Posted Nov 2, 2017 by Tim Sandle
Medical professionals are making greater use of augmented reality, including Google glass. Imaging systems are assisting with everything from surgery to training the next generation of physicians.
Augmented reality technology in action.
Augmented reality technology in action.
A leading example of how digital technology is reshaping how physicians work with patients, can be found at the Sutter Health Network, which serves more than 100 communities in Northern California. Dr. Albert Chan, who heads up the digital patient experience, is championing the use of tech to improve healthcare.
Google Glass half full
In a new venture, Dr. Chan has entered into partnership with Augmedix. This is to provide Google Glass for patient visits. The partnership has led to over 100 medics at different centers using Google Glass with their patients. The application is augmented reality.
This allows the patient visit to be streamed in real-time. A transmission is sent to a scribe at a remote location, where notes are taken and added to the patient’s medical record. This fits with the Augmedix philosophy, which is to simplify how physicians use electronic health records.
By reducing the level of documentation that medics need to complete, the aim is to “re-humanize the doctor-patient relationship.” Through needing to complete fewer records, doctors have more time to spend with patients.
Medics can also speak voice commands to instruct Augmedix’s software to display important patient information like laboratory results or charts onto Glass’s small head-up display.
A step in the right direction
Speaking about the advantages of the Augmedix-Google glass system, Dr. Chan told Tech Republic: “There is this power of being hands free and allowing yourself to focus. When I think of all the distractions in my day, it's nice to be able to focus on my patients. That's what's been truly remarkable.”

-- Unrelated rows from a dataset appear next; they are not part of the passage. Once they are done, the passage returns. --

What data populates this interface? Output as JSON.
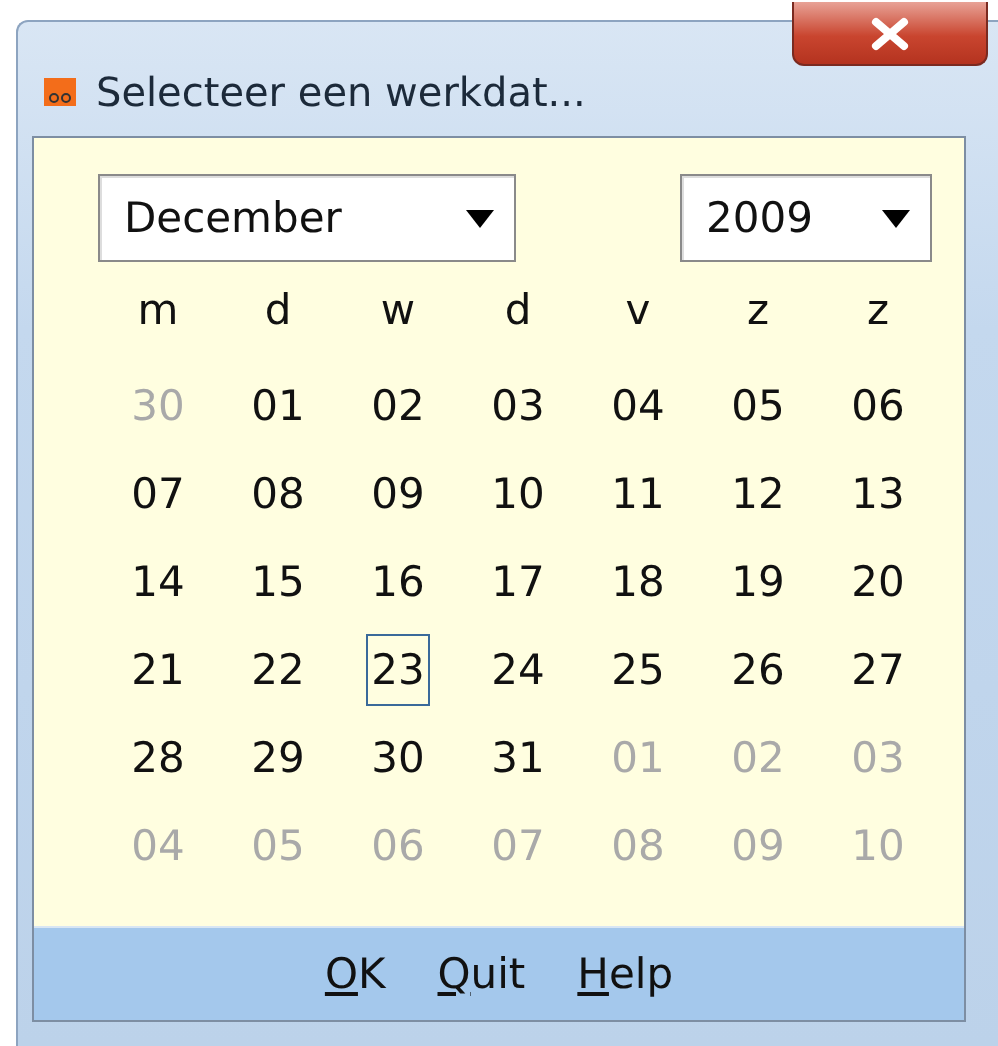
{
  "window": {
    "title": "Selecteer een werkdat..."
  },
  "month_select": {
    "value": "December"
  },
  "year_select": {
    "value": "2009"
  },
  "weekdays": [
    "m",
    "d",
    "w",
    "d",
    "v",
    "z",
    "z"
  ],
  "weeks": [
    [
      {
        "label": "30",
        "in_month": false,
        "selected": false
      },
      {
        "label": "01",
        "in_month": true,
        "selected": false
      },
      {
        "label": "02",
        "in_month": true,
        "selected": false
      },
      {
        "label": "03",
        "in_month": true,
        "selected": false
      },
      {
        "label": "04",
        "in_month": true,
        "selected": false
      },
      {
        "label": "05",
        "in_month": true,
        "selected": false
      },
      {
        "label": "06",
        "in_month": true,
        "selected": false
      }
    ],
    [
      {
        "label": "07",
        "in_month": true,
        "selected": false
      },
      {
        "label": "08",
        "in_month": true,
        "selected": false
      },
      {
        "label": "09",
        "in_month": true,
        "selected": false
      },
      {
        "label": "10",
        "in_month": true,
        "selected": false
      },
      {
        "label": "11",
        "in_month": true,
        "selected": false
      },
      {
        "label": "12",
        "in_month": true,
        "selected": false
      },
      {
        "label": "13",
        "in_month": true,
        "selected": false
      }
    ],
    [
      {
        "label": "14",
        "in_month": true,
        "selected": false
      },
      {
        "label": "15",
        "in_month": true,
        "selected": false
      },
      {
        "label": "16",
        "in_month": true,
        "selected": false
      },
      {
        "label": "17",
        "in_month": true,
        "selected": false
      },
      {
        "label": "18",
        "in_month": true,
        "selected": false
      },
      {
        "label": "19",
        "in_month": true,
        "selected": false
      },
      {
        "label": "20",
        "in_month": true,
        "selected": false
      }
    ],
    [
      {
        "label": "21",
        "in_month": true,
        "selected": false
      },
      {
        "label": "22",
        "in_month": true,
        "selected": false
      },
      {
        "label": "23",
        "in_month": true,
        "selected": true
      },
      {
        "label": "24",
        "in_month": true,
        "selected": false
      },
      {
        "label": "25",
        "in_month": true,
        "selected": false
      },
      {
        "label": "26",
        "in_month": true,
        "selected": false
      },
      {
        "label": "27",
        "in_month": true,
        "selected": false
      }
    ],
    [
      {
        "label": "28",
        "in_month": true,
        "selected": false
      },
      {
        "label": "29",
        "in_month": true,
        "selected": false
      },
      {
        "label": "30",
        "in_month": true,
        "selected": false
      },
      {
        "label": "31",
        "in_month": true,
        "selected": false
      },
      {
        "label": "01",
        "in_month": false,
        "selected": false
      },
      {
        "label": "02",
        "in_month": false,
        "selected": false
      },
      {
        "label": "03",
        "in_month": false,
        "selected": false
      }
    ],
    [
      {
        "label": "04",
        "in_month": false,
        "selected": false
      },
      {
        "label": "05",
        "in_month": false,
        "selected": false
      },
      {
        "label": "06",
        "in_month": false,
        "selected": false
      },
      {
        "label": "07",
        "in_month": false,
        "selected": false
      },
      {
        "label": "08",
        "in_month": false,
        "selected": false
      },
      {
        "label": "09",
        "in_month": false,
        "selected": false
      },
      {
        "label": "10",
        "in_month": false,
        "selected": false
      }
    ]
  ],
  "buttons": [
    "OK",
    "Quit",
    "Help"
  ]
}
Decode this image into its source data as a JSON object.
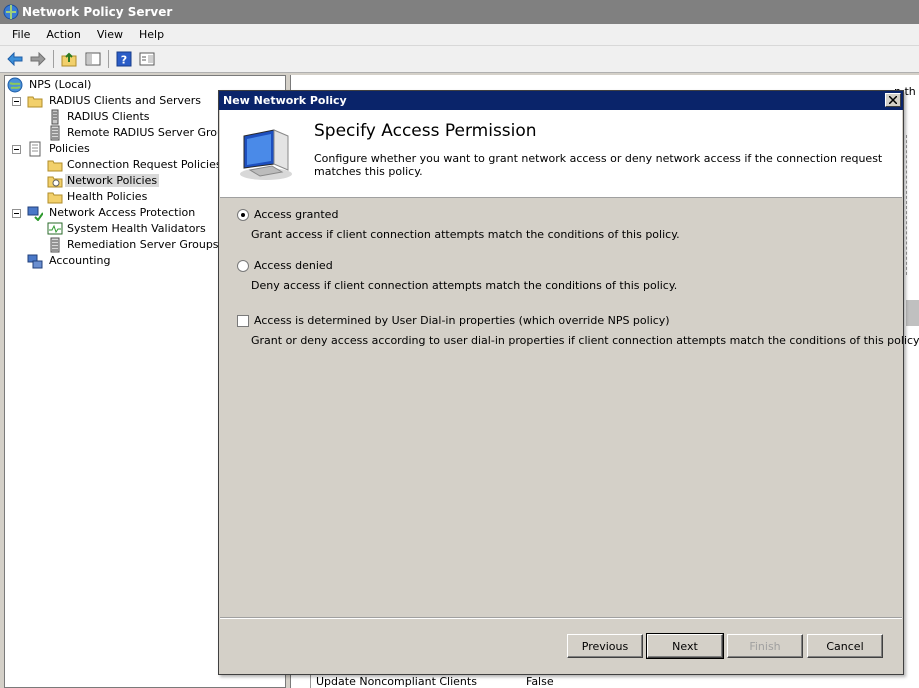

Google Glass may not have enjoyed the best reception when an attempt was made to launch it as a consumer product; however, since then the technology has been developed with medics in mind. There have been changes to the touchpad, located on the side of Google Glass which allows users to control the device by swiping through a timeline-like interface displayed on the screen. There has also been an update to the camera, which allows the user to take photographs and record 720p HD video. In addition, the display has been upgraded to a liquid crystal on silicon field-sequential color system.
San Francisco-based Augmedix has been working with Google X for some time to develop the Glass concept for healthcare use. Augmedix has become the largest Google Glass partner in the healthcare industry.